Your response should contain every line from the data below that holds the string "this".

=======

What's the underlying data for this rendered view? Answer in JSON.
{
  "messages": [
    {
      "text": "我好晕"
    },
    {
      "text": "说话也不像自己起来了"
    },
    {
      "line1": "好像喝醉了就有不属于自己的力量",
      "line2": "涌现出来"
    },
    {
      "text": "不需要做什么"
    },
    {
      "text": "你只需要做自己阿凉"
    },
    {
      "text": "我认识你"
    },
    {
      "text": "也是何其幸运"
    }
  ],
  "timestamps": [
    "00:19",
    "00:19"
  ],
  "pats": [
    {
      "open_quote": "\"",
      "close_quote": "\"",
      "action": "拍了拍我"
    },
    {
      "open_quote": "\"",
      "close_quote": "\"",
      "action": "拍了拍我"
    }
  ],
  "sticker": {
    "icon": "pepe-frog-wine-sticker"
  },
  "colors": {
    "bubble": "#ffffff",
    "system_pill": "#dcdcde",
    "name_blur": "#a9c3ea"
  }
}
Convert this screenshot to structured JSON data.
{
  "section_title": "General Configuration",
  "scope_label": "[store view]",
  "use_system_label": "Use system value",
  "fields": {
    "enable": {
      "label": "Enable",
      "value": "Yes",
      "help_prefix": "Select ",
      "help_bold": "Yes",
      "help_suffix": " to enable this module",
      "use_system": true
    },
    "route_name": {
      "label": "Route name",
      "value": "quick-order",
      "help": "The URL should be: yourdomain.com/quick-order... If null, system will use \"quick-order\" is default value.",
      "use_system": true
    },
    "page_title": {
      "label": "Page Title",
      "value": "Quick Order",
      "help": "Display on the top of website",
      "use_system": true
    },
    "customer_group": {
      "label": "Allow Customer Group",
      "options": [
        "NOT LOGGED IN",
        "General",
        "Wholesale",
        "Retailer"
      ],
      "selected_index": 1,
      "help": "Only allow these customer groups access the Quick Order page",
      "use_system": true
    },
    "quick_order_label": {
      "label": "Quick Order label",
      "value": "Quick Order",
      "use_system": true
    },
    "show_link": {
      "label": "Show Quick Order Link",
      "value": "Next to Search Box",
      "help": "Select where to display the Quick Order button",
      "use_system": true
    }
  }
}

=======

• Written answer
What's the underlying data for this rendered view? Answer in JSON.
Convert this screenshot to structured JSON data.
      "help_suffix": " to enable this module",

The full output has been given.